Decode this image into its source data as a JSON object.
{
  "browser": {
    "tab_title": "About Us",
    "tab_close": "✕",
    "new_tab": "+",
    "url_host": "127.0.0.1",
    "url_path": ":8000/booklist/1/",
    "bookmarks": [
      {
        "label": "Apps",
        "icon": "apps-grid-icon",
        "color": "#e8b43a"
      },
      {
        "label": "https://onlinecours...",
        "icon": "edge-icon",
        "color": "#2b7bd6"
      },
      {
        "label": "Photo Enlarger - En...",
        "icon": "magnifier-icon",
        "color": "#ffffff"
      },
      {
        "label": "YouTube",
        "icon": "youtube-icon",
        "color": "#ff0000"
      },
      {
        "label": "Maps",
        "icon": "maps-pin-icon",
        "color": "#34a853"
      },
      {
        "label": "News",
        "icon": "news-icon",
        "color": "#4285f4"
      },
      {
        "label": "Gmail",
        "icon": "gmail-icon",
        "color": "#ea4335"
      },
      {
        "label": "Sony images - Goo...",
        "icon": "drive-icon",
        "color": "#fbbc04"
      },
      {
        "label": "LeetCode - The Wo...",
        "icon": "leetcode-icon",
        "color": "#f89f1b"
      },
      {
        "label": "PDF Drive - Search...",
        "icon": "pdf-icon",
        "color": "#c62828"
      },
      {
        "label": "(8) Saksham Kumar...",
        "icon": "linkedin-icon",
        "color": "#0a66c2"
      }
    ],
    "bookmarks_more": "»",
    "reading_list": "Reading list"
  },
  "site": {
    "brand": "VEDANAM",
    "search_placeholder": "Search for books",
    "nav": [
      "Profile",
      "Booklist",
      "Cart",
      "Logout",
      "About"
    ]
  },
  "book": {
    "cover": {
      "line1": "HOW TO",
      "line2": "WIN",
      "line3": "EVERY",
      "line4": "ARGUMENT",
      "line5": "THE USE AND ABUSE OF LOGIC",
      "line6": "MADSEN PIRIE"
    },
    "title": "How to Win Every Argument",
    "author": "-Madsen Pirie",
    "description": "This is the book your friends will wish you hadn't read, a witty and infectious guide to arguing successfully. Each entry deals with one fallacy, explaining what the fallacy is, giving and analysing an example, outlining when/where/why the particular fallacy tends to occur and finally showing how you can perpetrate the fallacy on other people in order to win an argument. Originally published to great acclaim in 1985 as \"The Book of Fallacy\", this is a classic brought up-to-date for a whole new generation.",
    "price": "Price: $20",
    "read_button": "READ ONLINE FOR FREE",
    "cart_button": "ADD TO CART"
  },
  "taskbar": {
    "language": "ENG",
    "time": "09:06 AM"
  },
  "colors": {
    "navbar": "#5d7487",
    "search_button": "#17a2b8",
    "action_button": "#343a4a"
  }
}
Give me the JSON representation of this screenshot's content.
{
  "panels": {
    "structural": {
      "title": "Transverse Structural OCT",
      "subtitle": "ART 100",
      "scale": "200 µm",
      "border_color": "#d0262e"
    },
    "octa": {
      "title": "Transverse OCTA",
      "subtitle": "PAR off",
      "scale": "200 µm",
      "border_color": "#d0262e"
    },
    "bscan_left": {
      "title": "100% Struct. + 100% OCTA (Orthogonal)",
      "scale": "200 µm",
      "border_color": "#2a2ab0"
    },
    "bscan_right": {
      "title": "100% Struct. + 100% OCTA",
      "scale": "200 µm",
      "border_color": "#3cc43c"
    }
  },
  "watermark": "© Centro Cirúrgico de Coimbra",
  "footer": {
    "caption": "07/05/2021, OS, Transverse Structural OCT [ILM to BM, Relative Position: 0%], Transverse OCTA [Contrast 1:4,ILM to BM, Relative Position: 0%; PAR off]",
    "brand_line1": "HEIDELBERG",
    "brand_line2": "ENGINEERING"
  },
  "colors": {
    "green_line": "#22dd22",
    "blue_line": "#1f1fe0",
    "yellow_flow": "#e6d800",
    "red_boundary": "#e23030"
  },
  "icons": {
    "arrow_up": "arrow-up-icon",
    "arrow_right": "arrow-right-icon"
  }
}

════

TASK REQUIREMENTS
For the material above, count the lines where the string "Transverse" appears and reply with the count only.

REPLY TO THE TASK
3